16 June 2015
Three Warwick Business School students are cycling 20,000km around the world for a year to raise money for renewable energy projects in developing countries.
With a new deal on climate change due to be signed at the United Nations Climate Change Conference in Paris at the end of the year in an effort to reduce greenhouse gas emissions and keep global warming to 2C, undergraduates Roland Huyghues Despointes, Maxence Beguin and Louis Delahaye, from Paris, France, want to promote and support the use of renewable energy through microfinance.
“We are convinced that small projects using renewable energy can make a big difference in places like Africa and Asia,” said Mr Huyghues Despointes. “In developing countries microfinance provides vital access to funds for entrepreneurs and small businesses that don’t have access to banks.
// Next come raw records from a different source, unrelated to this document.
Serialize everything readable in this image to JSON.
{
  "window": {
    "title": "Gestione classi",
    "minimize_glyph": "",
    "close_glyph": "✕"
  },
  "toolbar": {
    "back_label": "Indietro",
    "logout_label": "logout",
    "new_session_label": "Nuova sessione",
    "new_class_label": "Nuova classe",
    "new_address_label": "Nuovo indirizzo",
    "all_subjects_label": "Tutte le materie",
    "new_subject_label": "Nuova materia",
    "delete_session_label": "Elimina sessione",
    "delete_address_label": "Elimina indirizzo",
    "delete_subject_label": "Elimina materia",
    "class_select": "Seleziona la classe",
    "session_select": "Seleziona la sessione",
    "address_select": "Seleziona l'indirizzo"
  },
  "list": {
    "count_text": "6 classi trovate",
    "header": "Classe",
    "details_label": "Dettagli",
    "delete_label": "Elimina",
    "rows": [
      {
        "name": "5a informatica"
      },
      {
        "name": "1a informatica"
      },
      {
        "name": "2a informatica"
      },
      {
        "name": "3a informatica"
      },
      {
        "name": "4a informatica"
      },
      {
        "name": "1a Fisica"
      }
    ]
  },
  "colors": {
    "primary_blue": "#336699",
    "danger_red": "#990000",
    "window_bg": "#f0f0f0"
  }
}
“We think microfinance can play a vital role in promoting renewable energy in developing countries through the funding of things like solar-powered water pumps and giving power to places without electricity. It can help transform poor communities by providing them with relatively cheap electricity and so boost the local economy and its infrastructure.
“Cycling is the greenest form of transport so it seemed natural that we should bike to all these wonderful schemes around the world.”
The team, called The Green Wheels, will cycle to renewable energy projects funded by microfinance around the world to find out how they are impacting on the local economy and community. They plan to produce a report assessing the impact of green energy on economic development that will share the best ideas and practice from the projects they visit.
The three 20-year-old BSc Management students will set off on July 25, visiting 32 countries on three continents and racking up 20,000km on their 365-day bike ride.
“Microfinancing energy projects are growing in South America, but it is very small in Africa, so we want to promote it,” said Mr Huyghues Despointes. “Microfinance is really helping local communities as banks are not interested in these projects. We will visit Haiti, which has been using microfinance to fund solar power that is helping local communities affected by the recent earthquake cut 33 per cent off their energy bills.
“In Peru, a microfinance scheme is helping farmers use solar power to improve productivity and in Cambodia small solar lamps are helping communities without electricity, they are helping children do their homework at night, boosting education.
“These projects are helping poor communities to be self-sufficient and allowing them to grow.”
The bikers, who have already raised €32,000 of the €50,000 they are aiming for, have been invited to talk about their project at the Positive Economy Forum in Russia on June 16.
“As well as finding out and supporting these fantastic projects we are looking forward to a big adventure,” said Mr Huyghues Despointes. “We are passionate about green energy and see microfinance as a way of helping remote and poor communities around the world to develop. We believe these two things combined can really help to alleviate poverty.”